Upon his departure back from Washington, Netanyahu said he was not surprised by the rocket attack or the timing of the militants.

“They want to take peace backwards but they won't succeed,” he said. “We will strike hard against all those who seek to harm us and reach out a hand in peace to all those whose hand is reached out to peace with us.”

The Islamic militant group Hamas has ruled Gaza since 2007, when it seized power from the internationally-backed Palestinian Authority. Israel and Egypt have imposed a crippling blockade on the coastal territory since then.

A number of Palestinian militant groups operate in Gaza, but Israel holds Hamas responsible for all attacks and typically responds to rocket fire with airstrikes on militant targets. There were no immediate reports of any injuries in Gaza.

Israel and Hamas have fought three wars and several smaller skirmishes since 2007. Egypt and Qatar have brokered an informal cease-fire in recent years in which Hamas has reined in rocket attacks in exchange for economic aid and a loosening of the blockade, but the arrangement has broken down on a number of occasions.

Israelis have warmly embraced the agreements with the UAE and Bahrain, which are only the third and fourth Arab countries — after Egypt and Jordan — to recognize Israel.
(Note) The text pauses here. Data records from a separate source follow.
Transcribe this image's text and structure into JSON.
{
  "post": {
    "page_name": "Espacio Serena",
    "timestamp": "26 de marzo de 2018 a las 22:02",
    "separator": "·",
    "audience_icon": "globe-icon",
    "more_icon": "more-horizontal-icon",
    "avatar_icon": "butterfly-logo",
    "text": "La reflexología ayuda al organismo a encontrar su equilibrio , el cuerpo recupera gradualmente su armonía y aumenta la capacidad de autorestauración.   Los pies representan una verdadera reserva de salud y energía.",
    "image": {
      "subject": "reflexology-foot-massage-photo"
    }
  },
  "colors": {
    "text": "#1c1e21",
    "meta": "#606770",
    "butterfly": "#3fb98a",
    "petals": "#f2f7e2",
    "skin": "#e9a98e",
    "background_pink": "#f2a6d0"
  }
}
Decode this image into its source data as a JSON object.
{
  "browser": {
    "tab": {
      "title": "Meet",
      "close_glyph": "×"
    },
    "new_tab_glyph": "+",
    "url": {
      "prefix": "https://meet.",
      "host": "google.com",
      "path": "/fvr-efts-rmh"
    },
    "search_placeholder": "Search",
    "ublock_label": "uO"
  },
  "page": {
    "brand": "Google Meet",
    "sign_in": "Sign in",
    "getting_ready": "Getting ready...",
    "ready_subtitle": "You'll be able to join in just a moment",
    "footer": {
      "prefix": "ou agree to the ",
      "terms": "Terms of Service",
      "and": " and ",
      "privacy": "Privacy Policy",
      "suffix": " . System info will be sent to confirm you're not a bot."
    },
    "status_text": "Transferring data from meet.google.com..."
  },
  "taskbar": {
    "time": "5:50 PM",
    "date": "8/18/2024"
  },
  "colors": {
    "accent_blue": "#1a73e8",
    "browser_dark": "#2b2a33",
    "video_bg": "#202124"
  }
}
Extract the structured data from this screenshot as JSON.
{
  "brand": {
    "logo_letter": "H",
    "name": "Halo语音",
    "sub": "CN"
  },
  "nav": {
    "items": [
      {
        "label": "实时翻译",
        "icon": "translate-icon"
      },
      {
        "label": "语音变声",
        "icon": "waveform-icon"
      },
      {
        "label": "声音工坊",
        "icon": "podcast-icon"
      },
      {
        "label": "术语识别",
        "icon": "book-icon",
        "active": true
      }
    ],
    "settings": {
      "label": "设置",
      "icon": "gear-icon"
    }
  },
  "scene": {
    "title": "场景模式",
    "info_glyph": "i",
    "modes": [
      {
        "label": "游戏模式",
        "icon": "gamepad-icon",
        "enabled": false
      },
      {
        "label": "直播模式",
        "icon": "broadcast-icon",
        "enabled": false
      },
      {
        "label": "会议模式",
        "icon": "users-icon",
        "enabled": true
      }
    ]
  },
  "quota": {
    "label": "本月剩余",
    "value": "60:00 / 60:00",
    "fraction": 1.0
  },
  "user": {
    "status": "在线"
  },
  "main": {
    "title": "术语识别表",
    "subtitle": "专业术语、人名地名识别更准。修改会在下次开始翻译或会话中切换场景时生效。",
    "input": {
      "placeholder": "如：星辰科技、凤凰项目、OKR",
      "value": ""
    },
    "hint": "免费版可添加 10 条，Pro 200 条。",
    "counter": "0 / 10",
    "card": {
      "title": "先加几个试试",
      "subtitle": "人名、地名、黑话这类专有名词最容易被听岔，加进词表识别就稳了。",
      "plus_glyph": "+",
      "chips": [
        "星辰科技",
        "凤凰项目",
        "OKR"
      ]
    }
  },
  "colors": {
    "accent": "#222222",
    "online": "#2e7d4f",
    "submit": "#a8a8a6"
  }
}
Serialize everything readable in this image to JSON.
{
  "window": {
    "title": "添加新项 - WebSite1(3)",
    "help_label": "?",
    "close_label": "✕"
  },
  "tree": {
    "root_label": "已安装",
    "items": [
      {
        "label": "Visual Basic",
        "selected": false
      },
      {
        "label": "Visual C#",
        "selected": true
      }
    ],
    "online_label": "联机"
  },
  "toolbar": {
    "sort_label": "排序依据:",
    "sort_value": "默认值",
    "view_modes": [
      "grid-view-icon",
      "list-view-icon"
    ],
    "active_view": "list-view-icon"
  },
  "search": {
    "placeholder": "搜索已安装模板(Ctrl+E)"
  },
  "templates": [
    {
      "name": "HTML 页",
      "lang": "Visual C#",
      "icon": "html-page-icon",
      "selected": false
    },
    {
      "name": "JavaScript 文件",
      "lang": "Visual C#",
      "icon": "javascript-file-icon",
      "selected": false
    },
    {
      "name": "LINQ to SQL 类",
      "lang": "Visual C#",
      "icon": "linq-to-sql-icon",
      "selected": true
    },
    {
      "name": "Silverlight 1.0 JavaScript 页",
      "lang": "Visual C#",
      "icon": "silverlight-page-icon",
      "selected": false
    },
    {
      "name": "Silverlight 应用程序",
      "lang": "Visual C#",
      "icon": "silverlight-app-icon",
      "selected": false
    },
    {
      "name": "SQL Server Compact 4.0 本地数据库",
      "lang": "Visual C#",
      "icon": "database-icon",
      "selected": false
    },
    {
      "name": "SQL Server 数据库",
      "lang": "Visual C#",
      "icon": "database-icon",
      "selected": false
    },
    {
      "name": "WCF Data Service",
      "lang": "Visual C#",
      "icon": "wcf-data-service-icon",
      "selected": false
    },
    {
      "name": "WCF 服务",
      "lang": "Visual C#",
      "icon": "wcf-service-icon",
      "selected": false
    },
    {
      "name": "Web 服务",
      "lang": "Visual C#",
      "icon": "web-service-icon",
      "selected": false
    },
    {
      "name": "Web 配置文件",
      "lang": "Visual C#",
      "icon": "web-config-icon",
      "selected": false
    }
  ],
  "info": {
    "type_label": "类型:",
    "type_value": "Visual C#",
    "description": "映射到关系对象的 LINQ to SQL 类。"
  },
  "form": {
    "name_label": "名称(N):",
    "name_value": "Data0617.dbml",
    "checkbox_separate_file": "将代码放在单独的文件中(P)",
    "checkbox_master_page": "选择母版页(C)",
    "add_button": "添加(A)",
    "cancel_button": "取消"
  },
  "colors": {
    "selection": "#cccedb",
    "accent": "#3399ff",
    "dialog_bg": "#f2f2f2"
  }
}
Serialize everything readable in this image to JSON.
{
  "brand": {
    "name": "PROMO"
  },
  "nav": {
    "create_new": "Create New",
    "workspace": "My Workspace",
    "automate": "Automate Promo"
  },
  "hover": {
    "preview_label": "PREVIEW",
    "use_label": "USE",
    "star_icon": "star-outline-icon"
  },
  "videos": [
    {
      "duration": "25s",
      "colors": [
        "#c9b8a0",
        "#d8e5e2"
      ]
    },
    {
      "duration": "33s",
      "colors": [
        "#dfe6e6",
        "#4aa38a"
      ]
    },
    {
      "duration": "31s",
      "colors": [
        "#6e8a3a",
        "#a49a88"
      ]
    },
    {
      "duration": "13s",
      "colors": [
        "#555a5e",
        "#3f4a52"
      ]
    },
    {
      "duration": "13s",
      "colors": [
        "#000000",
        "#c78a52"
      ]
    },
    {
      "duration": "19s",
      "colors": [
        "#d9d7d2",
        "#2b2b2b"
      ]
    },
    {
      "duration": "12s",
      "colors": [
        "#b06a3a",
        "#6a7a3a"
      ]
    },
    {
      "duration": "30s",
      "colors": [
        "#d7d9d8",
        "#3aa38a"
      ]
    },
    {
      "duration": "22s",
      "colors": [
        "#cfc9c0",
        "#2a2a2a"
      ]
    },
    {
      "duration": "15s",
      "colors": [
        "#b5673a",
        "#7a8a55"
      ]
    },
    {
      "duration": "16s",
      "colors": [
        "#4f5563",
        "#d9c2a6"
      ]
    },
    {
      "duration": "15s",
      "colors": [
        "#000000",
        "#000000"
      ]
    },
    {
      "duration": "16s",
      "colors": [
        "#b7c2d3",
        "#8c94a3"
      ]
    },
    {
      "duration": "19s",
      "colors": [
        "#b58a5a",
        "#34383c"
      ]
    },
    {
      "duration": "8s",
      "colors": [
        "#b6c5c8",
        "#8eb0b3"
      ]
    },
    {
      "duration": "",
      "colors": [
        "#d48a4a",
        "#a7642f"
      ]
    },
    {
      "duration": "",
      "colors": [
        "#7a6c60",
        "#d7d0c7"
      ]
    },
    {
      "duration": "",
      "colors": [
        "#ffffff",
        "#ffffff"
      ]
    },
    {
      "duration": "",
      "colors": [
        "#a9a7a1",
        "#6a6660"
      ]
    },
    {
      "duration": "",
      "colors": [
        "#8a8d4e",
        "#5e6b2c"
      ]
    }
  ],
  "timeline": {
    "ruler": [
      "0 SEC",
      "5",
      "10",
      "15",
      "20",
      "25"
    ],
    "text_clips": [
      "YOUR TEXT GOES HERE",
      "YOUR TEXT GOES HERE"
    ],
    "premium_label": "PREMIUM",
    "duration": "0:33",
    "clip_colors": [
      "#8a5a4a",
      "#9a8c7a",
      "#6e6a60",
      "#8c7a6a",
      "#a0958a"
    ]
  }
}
City Hall in Tel Aviv was lit up with the word “peace” in English, Hebrew and Arabic.

In Jerusalem, authorities projected the flags of the U.S., Israel, the UAE and Bahrain on the walls of the Old City.

Israeli police inspect the damage at the site hit by a rocket fired by Palestinian militants from the Gaza Strip in the southern city of Ashdod, Israel, Tuesday, Sept. 15, 2020. The Israeli military says two rockets were fired from Gaza and one was intercepted by air defenses. Magen David Adom, the Israeli emergency service, says it treated two people for minor injuries from broken glass. (AP Photo/Tsafrir Abayov)

Credit: Tsafrir Abayov

Credit: Tsafrir Abayov

Representations of the U.S., Israeli, Emirati and Bahraini flags are projected onto a wall of Jerusalem's Old City, marking the day of a signing ceremony in Washington signifying the two Gulf nations' normalization of relations with Israel, Tuesday, Sept. 15, 2020. (AP Photo/Maya Alleruzzo)

Credit: Maya Alleruzzo

Credit: Maya Alleruzzo

Representations of the U.S., Israeli, Emirati and Bahraini flags are projected onto a wall of Jerusalem's Old City, marking the day of a signing ceremony in Washington signifying the two Gulf nations' normalization of relations with Israel, Tuesday, Sept. 15, 2020. (AP Photo/Maya Alleruzzo)

Credit: Maya Alleruzzo

Credit: Maya Alleruzzo

Tel Aviv City Hall is lit up with the words for peace in Hebrew, Arabic and English in honor of the recognition agreements Israel will be signing with the United Arab Emirates and Bahrain at the White House, in Tel Aviv, Israel, Tuesday, Sept. 15, 2020. (AP Photo/Oded Balilty)

Credit: Oded Balilty

Credit: Oded Balilty